* WHAT NEEDS TO BE DONE: Output everything in the data exactly, leaving the pictures out.

━━━━━━━━━━

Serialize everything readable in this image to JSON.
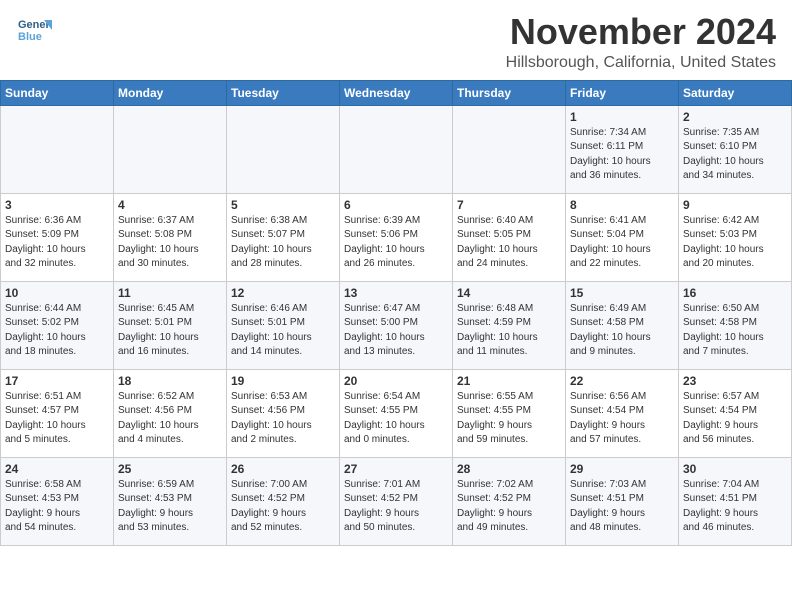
{
  "header": {
    "logo_line1": "General",
    "logo_line2": "Blue",
    "month": "November 2024",
    "location": "Hillsborough, California, United States"
  },
  "weekdays": [
    "Sunday",
    "Monday",
    "Tuesday",
    "Wednesday",
    "Thursday",
    "Friday",
    "Saturday"
  ],
  "weeks": [
    [
      {
        "day": "",
        "info": ""
      },
      {
        "day": "",
        "info": ""
      },
      {
        "day": "",
        "info": ""
      },
      {
        "day": "",
        "info": ""
      },
      {
        "day": "",
        "info": ""
      },
      {
        "day": "1",
        "info": "Sunrise: 7:34 AM\nSunset: 6:11 PM\nDaylight: 10 hours\nand 36 minutes."
      },
      {
        "day": "2",
        "info": "Sunrise: 7:35 AM\nSunset: 6:10 PM\nDaylight: 10 hours\nand 34 minutes."
      }
    ],
    [
      {
        "day": "3",
        "info": "Sunrise: 6:36 AM\nSunset: 5:09 PM\nDaylight: 10 hours\nand 32 minutes."
      },
      {
        "day": "4",
        "info": "Sunrise: 6:37 AM\nSunset: 5:08 PM\nDaylight: 10 hours\nand 30 minutes."
      },
      {
        "day": "5",
        "info": "Sunrise: 6:38 AM\nSunset: 5:07 PM\nDaylight: 10 hours\nand 28 minutes."
      },
      {
        "day": "6",
        "info": "Sunrise: 6:39 AM\nSunset: 5:06 PM\nDaylight: 10 hours\nand 26 minutes."
      },
      {
        "day": "7",
        "info": "Sunrise: 6:40 AM\nSunset: 5:05 PM\nDaylight: 10 hours\nand 24 minutes."
      },
      {
        "day": "8",
        "info": "Sunrise: 6:41 AM\nSunset: 5:04 PM\nDaylight: 10 hours\nand 22 minutes."
      },
      {
        "day": "9",
        "info": "Sunrise: 6:42 AM\nSunset: 5:03 PM\nDaylight: 10 hours\nand 20 minutes."
      }
    ],
    [
      {
        "day": "10",
        "info": "Sunrise: 6:44 AM\nSunset: 5:02 PM\nDaylight: 10 hours\nand 18 minutes."
      },
      {
        "day": "11",
        "info": "Sunrise: 6:45 AM\nSunset: 5:01 PM\nDaylight: 10 hours\nand 16 minutes."
      },
      {
        "day": "12",
        "info": "Sunrise: 6:46 AM\nSunset: 5:01 PM\nDaylight: 10 hours\nand 14 minutes."
      },
      {
        "day": "13",
        "info": "Sunrise: 6:47 AM\nSunset: 5:00 PM\nDaylight: 10 hours\nand 13 minutes."
      },
      {
        "day": "14",
        "info": "Sunrise: 6:48 AM\nSunset: 4:59 PM\nDaylight: 10 hours\nand 11 minutes."
      },
      {
        "day": "15",
        "info": "Sunrise: 6:49 AM\nSunset: 4:58 PM\nDaylight: 10 hours\nand 9 minutes."
      },
      {
        "day": "16",
        "info": "Sunrise: 6:50 AM\nSunset: 4:58 PM\nDaylight: 10 hours\nand 7 minutes."
      }
    ],
    [
      {
        "day": "17",
        "info": "Sunrise: 6:51 AM\nSunset: 4:57 PM\nDaylight: 10 hours\nand 5 minutes."
      },
      {
        "day": "18",
        "info": "Sunrise: 6:52 AM\nSunset: 4:56 PM\nDaylight: 10 hours\nand 4 minutes."
      },
      {
        "day": "19",
        "info": "Sunrise: 6:53 AM\nSunset: 4:56 PM\nDaylight: 10 hours\nand 2 minutes."
      },
      {
        "day": "20",
        "info": "Sunrise: 6:54 AM\nSunset: 4:55 PM\nDaylight: 10 hours\nand 0 minutes."
      },
      {
        "day": "21",
        "info": "Sunrise: 6:55 AM\nSunset: 4:55 PM\nDaylight: 9 hours\nand 59 minutes."
      },
      {
        "day": "22",
        "info": "Sunrise: 6:56 AM\nSunset: 4:54 PM\nDaylight: 9 hours\nand 57 minutes."
      },
      {
        "day": "23",
        "info": "Sunrise: 6:57 AM\nSunset: 4:54 PM\nDaylight: 9 hours\nand 56 minutes."
      }
    ],
    [
      {
        "day": "24",
        "info": "Sunrise: 6:58 AM\nSunset: 4:53 PM\nDaylight: 9 hours\nand 54 minutes."
      },
      {
        "day": "25",
        "info": "Sunrise: 6:59 AM\nSunset: 4:53 PM\nDaylight: 9 hours\nand 53 minutes."
      },
      {
        "day": "26",
        "info": "Sunrise: 7:00 AM\nSunset: 4:52 PM\nDaylight: 9 hours\nand 52 minutes."
      },
      {
        "day": "27",
        "info": "Sunrise: 7:01 AM\nSunset: 4:52 PM\nDaylight: 9 hours\nand 50 minutes."
      },
      {
        "day": "28",
        "info": "Sunrise: 7:02 AM\nSunset: 4:52 PM\nDaylight: 9 hours\nand 49 minutes."
      },
      {
        "day": "29",
        "info": "Sunrise: 7:03 AM\nSunset: 4:51 PM\nDaylight: 9 hours\nand 48 minutes."
      },
      {
        "day": "30",
        "info": "Sunrise: 7:04 AM\nSunset: 4:51 PM\nDaylight: 9 hours\nand 46 minutes."
      }
    ]
  ]
}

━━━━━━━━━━

* EXERCISE RESPONSE:
Serialize everything readable in this image to JSON.
{
  "header": {
    "logo_line1": "General",
    "logo_line2": "Blue",
    "month": "November 2024",
    "location": "Hillsborough, California, United States"
  },
  "weekdays": [
    "Sunday",
    "Monday",
    "Tuesday",
    "Wednesday",
    "Thursday",
    "Friday",
    "Saturday"
  ],
  "weeks": [
    [
      {
        "day": "",
        "info": ""
      },
      {
        "day": "",
        "info": ""
      },
      {
        "day": "",
        "info": ""
      },
      {
        "day": "",
        "info": ""
      },
      {
        "day": "",
        "info": ""
      },
      {
        "day": "1",
        "info": "Sunrise: 7:34 AM\nSunset: 6:11 PM\nDaylight: 10 hours\nand 36 minutes."
      },
      {
        "day": "2",
        "info": "Sunrise: 7:35 AM\nSunset: 6:10 PM\nDaylight: 10 hours\nand 34 minutes."
      }
    ],
    [
      {
        "day": "3",
        "info": "Sunrise: 6:36 AM\nSunset: 5:09 PM\nDaylight: 10 hours\nand 32 minutes."
      },
      {
        "day": "4",
        "info": "Sunrise: 6:37 AM\nSunset: 5:08 PM\nDaylight: 10 hours\nand 30 minutes."
      },
      {
        "day": "5",
        "info": "Sunrise: 6:38 AM\nSunset: 5:07 PM\nDaylight: 10 hours\nand 28 minutes."
      },
      {
        "day": "6",
        "info": "Sunrise: 6:39 AM\nSunset: 5:06 PM\nDaylight: 10 hours\nand 26 minutes."
      },
      {
        "day": "7",
        "info": "Sunrise: 6:40 AM\nSunset: 5:05 PM\nDaylight: 10 hours\nand 24 minutes."
      },
      {
        "day": "8",
        "info": "Sunrise: 6:41 AM\nSunset: 5:04 PM\nDaylight: 10 hours\nand 22 minutes."
      },
      {
        "day": "9",
        "info": "Sunrise: 6:42 AM\nSunset: 5:03 PM\nDaylight: 10 hours\nand 20 minutes."
      }
    ],
    [
      {
        "day": "10",
        "info": "Sunrise: 6:44 AM\nSunset: 5:02 PM\nDaylight: 10 hours\nand 18 minutes."
      },
      {
        "day": "11",
        "info": "Sunrise: 6:45 AM\nSunset: 5:01 PM\nDaylight: 10 hours\nand 16 minutes."
      },
      {
        "day": "12",
        "info": "Sunrise: 6:46 AM\nSunset: 5:01 PM\nDaylight: 10 hours\nand 14 minutes."
      },
      {
        "day": "13",
        "info": "Sunrise: 6:47 AM\nSunset: 5:00 PM\nDaylight: 10 hours\nand 13 minutes."
      },
      {
        "day": "14",
        "info": "Sunrise: 6:48 AM\nSunset: 4:59 PM\nDaylight: 10 hours\nand 11 minutes."
      },
      {
        "day": "15",
        "info": "Sunrise: 6:49 AM\nSunset: 4:58 PM\nDaylight: 10 hours\nand 9 minutes."
      },
      {
        "day": "16",
        "info": "Sunrise: 6:50 AM\nSunset: 4:58 PM\nDaylight: 10 hours\nand 7 minutes."
      }
    ],
    [
      {
        "day": "17",
        "info": "Sunrise: 6:51 AM\nSunset: 4:57 PM\nDaylight: 10 hours\nand 5 minutes."
      },
      {
        "day": "18",
        "info": "Sunrise: 6:52 AM\nSunset: 4:56 PM\nDaylight: 10 hours\nand 4 minutes."
      },
      {
        "day": "19",
        "info": "Sunrise: 6:53 AM\nSunset: 4:56 PM\nDaylight: 10 hours\nand 2 minutes."
      },
      {
        "day": "20",
        "info": "Sunrise: 6:54 AM\nSunset: 4:55 PM\nDaylight: 10 hours\nand 0 minutes."
      },
      {
        "day": "21",
        "info": "Sunrise: 6:55 AM\nSunset: 4:55 PM\nDaylight: 9 hours\nand 59 minutes."
      },
      {
        "day": "22",
        "info": "Sunrise: 6:56 AM\nSunset: 4:54 PM\nDaylight: 9 hours\nand 57 minutes."
      },
      {
        "day": "23",
        "info": "Sunrise: 6:57 AM\nSunset: 4:54 PM\nDaylight: 9 hours\nand 56 minutes."
      }
    ],
    [
      {
        "day": "24",
        "info": "Sunrise: 6:58 AM\nSunset: 4:53 PM\nDaylight: 9 hours\nand 54 minutes."
      },
      {
        "day": "25",
        "info": "Sunrise: 6:59 AM\nSunset: 4:53 PM\nDaylight: 9 hours\nand 53 minutes."
      },
      {
        "day": "26",
        "info": "Sunrise: 7:00 AM\nSunset: 4:52 PM\nDaylight: 9 hours\nand 52 minutes."
      },
      {
        "day": "27",
        "info": "Sunrise: 7:01 AM\nSunset: 4:52 PM\nDaylight: 9 hours\nand 50 minutes."
      },
      {
        "day": "28",
        "info": "Sunrise: 7:02 AM\nSunset: 4:52 PM\nDaylight: 9 hours\nand 49 minutes."
      },
      {
        "day": "29",
        "info": "Sunrise: 7:03 AM\nSunset: 4:51 PM\nDaylight: 9 hours\nand 48 minutes."
      },
      {
        "day": "30",
        "info": "Sunrise: 7:04 AM\nSunset: 4:51 PM\nDaylight: 9 hours\nand 46 minutes."
      }
    ]
  ]
}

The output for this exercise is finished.